Dungeoneering (Wis): Wis is a dump stat for you, as much as abberation lore might otherwise be thematically appropriate for Star Binders. Leave this one to your friends.
History (Int): A lore skill that occasionally comes up in skill challenges or delivers some useful information. May be worthwhile for Star Binders.
Insight (Wis): Again, Wis is a dump stat for you. Training in this skill isn't going to be enough to overcome that deficit when rolling opposed checks.
Intimidate (Cha): Another useful skill for Charisma based characters. Intimidate has both combat and non-combat applications, and is thematically quite appropriate for Binders as well.
Religion (Int): A useful lore skill for some common monster types. Another decent choice for Star Binders.
Streetwise (Cha): Somewhat situational. If you do a lot of urban adventuring it's definitely worth picking up, but if your party spends most of their time exploring forgotten ruins in the wilderness this isn't going to see a lot of use.
Thievery (Dex): Having someone in the party who can take care of traps and locks is key, and it never hurts to have more then one. Gloom Binders, with their secondary dex score, can serve well in this regard, though you'll need a more perceptive teammate to help you find the traps in the first place.
Strength: A dump stat, obviously. Starting score 8-10
Constitution: Everyone needs constitution for survivability, and as a binder you have a number of abilities that want you to be closer to the fray then a controller should really want to be. Recommended starting score: 11 - 14.
*A Note About Constitution* Constitution is a second primary stat for your parent class, which means that having an attack caliber constitution opens up a lot of options for your daily powers. If you're a human, you can even pick up a con based at will attack. But doing so will require you to either sacrifice your secondary scores, killing your AC in the process, or drop your Charisma, which kills your encounter attack powers. At the moment, I can't imagine this being course worth considering, but it definitely will warrant some looking into as we progress.
Dexterity: One of two secondary scores, Gloom Pact Binders use Dexterity for initiative, AC, reflex, power riders, and skills. Starting score 14 - 16 if it's your secondary, otherwise 10 - 12.
Intelligence: One of two secondary scores, Star Pact Binders use Intelligence for AC, reflex, power riders, and skills. It may also be useful for rider effects on non-binder Warlock powers, and if you've got an attack caliber Intelligence then you can even think about multiclassing to pick up some Wizard powers. Starting value 14 - 16 if it's your secondary, otherwise 10-14.
Wisdom: You're unlikely to get much use out of it, but there are two wisdom based skills on your skill list, and if you go for stealth training you might also consider picking up perception.

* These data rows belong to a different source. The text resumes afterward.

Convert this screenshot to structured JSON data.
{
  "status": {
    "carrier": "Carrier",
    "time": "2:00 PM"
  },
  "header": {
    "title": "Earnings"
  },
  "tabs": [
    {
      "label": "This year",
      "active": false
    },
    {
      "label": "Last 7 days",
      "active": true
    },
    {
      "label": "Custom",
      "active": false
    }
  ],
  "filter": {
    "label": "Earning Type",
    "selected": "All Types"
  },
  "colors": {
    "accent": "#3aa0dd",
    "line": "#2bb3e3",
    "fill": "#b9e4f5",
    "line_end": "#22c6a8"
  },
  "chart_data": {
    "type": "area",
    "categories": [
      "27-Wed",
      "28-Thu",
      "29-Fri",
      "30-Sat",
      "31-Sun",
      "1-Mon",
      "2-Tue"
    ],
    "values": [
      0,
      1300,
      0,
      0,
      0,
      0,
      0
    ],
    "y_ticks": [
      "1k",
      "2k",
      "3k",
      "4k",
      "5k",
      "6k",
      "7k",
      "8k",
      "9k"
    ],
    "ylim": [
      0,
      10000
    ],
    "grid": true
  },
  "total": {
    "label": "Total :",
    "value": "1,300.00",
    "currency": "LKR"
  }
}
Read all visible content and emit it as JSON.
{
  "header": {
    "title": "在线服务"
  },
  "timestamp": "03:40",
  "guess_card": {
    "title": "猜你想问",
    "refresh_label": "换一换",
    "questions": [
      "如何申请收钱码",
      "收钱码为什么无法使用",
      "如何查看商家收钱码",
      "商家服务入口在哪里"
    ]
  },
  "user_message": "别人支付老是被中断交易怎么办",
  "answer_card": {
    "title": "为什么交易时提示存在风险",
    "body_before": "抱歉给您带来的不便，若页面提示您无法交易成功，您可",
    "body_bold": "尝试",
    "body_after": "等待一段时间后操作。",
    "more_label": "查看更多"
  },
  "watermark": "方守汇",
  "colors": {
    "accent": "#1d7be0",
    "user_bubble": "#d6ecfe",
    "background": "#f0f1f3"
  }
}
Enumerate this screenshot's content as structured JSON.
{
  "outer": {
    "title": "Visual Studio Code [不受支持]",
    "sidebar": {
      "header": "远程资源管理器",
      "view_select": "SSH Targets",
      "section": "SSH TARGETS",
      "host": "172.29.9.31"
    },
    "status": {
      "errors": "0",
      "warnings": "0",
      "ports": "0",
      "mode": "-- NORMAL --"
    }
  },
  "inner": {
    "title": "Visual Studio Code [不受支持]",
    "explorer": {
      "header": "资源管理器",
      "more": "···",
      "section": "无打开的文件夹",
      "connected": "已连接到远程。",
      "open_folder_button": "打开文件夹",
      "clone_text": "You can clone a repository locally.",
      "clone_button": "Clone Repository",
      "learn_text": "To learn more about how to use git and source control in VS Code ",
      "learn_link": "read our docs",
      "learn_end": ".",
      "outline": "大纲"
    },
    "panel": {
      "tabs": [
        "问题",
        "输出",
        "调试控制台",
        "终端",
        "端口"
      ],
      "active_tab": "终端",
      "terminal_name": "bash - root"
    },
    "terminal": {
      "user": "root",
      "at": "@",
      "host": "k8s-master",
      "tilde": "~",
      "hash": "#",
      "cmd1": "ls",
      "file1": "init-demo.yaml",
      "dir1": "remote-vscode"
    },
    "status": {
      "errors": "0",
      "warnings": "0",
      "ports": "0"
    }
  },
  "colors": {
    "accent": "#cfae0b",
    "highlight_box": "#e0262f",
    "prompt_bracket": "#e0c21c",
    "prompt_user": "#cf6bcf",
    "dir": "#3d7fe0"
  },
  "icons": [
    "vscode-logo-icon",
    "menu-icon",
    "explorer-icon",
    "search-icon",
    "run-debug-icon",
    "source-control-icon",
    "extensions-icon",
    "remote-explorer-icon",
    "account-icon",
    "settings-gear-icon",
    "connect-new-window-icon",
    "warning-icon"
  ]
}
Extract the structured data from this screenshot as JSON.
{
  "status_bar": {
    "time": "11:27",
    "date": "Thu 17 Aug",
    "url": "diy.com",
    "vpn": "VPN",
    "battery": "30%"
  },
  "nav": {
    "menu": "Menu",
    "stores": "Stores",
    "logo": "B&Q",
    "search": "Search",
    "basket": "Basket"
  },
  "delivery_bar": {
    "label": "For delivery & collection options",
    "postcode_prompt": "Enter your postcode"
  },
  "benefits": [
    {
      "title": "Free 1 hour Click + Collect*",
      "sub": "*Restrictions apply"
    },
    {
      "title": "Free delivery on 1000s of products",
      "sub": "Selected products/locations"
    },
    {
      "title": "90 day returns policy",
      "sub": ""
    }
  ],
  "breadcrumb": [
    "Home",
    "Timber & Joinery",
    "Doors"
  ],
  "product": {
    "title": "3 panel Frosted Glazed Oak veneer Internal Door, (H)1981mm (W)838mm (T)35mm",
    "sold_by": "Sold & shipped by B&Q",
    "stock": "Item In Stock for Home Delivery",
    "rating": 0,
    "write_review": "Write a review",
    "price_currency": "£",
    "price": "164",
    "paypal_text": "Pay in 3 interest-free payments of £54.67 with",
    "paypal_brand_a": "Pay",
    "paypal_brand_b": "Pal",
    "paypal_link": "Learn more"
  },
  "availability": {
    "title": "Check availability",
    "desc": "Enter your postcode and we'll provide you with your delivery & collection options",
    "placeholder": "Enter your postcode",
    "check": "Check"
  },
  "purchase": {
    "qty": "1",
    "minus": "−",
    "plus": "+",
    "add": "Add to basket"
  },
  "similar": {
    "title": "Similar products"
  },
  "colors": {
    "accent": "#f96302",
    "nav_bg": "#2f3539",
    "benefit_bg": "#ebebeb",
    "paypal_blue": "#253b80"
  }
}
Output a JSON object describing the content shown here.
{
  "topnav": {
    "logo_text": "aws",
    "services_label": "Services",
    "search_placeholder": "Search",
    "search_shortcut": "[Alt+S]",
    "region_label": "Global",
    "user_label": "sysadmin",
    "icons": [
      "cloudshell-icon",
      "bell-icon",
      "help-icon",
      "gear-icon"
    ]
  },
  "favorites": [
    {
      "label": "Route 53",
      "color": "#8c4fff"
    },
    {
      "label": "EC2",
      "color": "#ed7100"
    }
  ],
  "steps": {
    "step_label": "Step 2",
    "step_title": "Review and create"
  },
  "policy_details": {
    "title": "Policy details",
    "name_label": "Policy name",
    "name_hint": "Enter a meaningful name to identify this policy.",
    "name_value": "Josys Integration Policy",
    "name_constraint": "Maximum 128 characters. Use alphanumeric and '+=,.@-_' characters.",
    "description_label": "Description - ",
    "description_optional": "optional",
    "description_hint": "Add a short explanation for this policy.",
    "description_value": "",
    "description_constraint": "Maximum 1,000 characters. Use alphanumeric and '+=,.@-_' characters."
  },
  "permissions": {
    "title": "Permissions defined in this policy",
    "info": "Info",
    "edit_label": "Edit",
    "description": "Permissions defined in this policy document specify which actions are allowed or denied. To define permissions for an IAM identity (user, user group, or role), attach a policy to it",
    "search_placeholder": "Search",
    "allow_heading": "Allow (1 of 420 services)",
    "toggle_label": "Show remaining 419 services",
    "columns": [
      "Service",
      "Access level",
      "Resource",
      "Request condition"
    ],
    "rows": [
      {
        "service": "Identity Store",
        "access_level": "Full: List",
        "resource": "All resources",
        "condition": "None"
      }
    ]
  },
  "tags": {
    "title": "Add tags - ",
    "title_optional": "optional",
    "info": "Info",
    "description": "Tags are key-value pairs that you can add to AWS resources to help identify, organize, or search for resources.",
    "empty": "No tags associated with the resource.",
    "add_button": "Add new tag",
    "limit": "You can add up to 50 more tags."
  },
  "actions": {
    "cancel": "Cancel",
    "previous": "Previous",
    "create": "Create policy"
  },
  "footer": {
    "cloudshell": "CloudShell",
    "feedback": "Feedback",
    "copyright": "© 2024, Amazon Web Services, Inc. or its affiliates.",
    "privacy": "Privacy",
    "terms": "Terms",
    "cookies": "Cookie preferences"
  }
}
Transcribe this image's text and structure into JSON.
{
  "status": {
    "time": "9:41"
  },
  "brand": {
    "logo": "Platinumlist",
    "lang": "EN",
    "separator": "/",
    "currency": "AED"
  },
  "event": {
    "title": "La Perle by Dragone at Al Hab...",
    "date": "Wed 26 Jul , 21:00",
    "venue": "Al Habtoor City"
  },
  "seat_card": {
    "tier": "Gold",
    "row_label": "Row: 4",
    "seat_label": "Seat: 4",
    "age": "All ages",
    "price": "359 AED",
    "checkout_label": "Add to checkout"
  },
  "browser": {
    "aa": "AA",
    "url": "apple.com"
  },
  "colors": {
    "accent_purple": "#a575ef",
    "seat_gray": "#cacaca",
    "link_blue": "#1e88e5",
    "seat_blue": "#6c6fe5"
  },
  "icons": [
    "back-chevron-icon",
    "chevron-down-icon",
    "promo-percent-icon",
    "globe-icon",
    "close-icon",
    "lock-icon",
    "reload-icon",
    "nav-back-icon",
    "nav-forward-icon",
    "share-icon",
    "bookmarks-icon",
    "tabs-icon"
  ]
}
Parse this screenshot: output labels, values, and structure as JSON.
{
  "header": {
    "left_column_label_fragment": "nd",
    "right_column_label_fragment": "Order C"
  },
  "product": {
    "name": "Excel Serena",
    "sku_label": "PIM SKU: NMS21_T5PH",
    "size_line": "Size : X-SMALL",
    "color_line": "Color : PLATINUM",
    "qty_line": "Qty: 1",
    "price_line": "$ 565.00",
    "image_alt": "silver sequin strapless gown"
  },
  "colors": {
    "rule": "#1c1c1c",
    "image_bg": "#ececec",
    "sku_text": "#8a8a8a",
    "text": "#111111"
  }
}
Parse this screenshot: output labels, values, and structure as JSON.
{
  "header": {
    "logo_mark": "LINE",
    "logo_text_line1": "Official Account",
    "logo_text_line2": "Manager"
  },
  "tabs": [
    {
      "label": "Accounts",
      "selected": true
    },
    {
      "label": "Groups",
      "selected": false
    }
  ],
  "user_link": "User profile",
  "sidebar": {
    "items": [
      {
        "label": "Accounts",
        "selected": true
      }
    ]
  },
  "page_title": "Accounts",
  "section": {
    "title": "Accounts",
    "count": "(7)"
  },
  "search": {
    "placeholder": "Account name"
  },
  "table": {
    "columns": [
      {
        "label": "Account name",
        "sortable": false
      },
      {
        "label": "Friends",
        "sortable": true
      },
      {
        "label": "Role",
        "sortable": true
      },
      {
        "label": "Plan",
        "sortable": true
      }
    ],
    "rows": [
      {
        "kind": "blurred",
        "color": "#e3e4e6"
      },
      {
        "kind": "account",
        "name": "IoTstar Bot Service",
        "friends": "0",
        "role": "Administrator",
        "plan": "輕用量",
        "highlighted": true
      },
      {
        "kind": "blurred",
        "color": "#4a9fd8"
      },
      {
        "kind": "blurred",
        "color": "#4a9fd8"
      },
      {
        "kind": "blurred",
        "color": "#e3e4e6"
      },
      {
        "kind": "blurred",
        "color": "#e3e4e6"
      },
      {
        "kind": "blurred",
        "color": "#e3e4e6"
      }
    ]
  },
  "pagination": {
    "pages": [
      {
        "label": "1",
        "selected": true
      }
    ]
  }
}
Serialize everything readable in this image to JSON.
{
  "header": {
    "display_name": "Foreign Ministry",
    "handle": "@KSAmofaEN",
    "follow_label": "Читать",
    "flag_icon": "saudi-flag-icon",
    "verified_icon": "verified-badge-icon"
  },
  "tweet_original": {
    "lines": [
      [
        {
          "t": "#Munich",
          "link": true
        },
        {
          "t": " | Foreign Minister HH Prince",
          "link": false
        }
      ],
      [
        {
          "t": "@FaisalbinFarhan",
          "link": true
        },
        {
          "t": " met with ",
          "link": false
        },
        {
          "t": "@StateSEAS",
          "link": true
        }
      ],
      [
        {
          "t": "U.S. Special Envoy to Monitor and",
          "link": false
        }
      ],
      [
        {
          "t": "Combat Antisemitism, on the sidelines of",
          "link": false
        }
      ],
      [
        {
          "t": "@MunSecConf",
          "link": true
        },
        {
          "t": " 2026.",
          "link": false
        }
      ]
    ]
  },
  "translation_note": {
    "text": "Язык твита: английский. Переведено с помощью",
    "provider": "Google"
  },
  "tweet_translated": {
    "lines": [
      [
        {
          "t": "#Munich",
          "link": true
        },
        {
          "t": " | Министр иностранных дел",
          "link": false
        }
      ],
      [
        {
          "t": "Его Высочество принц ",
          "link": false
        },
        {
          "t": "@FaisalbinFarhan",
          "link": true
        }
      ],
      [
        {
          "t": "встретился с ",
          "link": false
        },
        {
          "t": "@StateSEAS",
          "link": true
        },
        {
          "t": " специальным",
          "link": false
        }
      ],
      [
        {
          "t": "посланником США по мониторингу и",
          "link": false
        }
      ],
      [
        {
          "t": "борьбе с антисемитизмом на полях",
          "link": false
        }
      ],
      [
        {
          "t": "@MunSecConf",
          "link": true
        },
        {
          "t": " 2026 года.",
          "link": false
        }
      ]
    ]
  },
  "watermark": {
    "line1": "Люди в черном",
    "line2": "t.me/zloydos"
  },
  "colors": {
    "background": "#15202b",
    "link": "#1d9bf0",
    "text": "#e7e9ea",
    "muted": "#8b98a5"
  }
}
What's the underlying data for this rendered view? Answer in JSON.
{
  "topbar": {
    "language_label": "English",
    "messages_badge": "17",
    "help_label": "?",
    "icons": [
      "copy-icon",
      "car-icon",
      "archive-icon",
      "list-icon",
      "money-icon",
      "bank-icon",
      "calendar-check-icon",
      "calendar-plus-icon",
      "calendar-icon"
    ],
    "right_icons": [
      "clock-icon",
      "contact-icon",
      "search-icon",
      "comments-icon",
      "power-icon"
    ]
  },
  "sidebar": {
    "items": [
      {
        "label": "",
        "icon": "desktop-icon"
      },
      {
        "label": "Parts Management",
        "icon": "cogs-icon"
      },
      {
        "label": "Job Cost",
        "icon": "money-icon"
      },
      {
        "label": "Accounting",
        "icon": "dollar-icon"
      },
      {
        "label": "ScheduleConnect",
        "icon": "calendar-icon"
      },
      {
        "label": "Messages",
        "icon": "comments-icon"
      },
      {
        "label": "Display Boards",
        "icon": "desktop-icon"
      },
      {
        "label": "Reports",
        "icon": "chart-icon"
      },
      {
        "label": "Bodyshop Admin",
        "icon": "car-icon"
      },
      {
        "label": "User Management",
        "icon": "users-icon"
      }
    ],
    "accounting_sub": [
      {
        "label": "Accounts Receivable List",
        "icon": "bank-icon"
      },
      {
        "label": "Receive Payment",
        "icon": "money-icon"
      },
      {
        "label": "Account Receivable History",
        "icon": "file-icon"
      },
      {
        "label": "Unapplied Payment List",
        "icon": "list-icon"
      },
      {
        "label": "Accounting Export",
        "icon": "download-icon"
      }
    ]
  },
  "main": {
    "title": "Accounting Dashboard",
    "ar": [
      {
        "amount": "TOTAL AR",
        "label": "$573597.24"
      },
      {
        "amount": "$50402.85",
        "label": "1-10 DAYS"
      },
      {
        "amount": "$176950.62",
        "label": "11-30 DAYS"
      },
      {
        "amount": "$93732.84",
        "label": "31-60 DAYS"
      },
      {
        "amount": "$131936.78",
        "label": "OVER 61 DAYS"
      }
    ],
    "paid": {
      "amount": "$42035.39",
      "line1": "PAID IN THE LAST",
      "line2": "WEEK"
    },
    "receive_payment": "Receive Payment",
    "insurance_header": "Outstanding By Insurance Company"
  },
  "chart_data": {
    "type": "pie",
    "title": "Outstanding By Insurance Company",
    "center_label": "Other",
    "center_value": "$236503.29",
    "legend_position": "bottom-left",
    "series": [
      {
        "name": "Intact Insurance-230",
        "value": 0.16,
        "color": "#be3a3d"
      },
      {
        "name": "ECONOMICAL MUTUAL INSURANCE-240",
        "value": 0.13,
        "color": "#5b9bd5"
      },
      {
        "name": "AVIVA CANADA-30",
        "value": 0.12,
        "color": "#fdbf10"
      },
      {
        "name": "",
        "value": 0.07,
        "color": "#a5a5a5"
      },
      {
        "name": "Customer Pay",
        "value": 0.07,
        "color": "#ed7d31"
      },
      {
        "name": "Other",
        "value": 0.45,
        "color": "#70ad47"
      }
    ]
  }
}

Recommended starting score 8 - 12
Charisma: Your top stat, no questions. There are Con-based warlock dailies, and humans can pick up a Con based at will, but even so, you're locked into Cha-based encounter powers by your Pact, so there's no getting away from Charisma as your attack stat. Starting value 16 to 18.
Look, I'm going to be honest with you guys. I've got a new quality control system in place, and it's delaying handbook content while we make sure it has no errors or content before release. This is pushing back post release dates a bit. I should still have everything that was slated for this month out by the last thirty seconds of the month, I swear, but I'll burn myself out doing it, so after that there won't be any updates with any substance to them for like three weeks, though I might post some naval gazing, or reword some questions into ones I feel like answering, just to keep you distracted from the lack of meaningful content.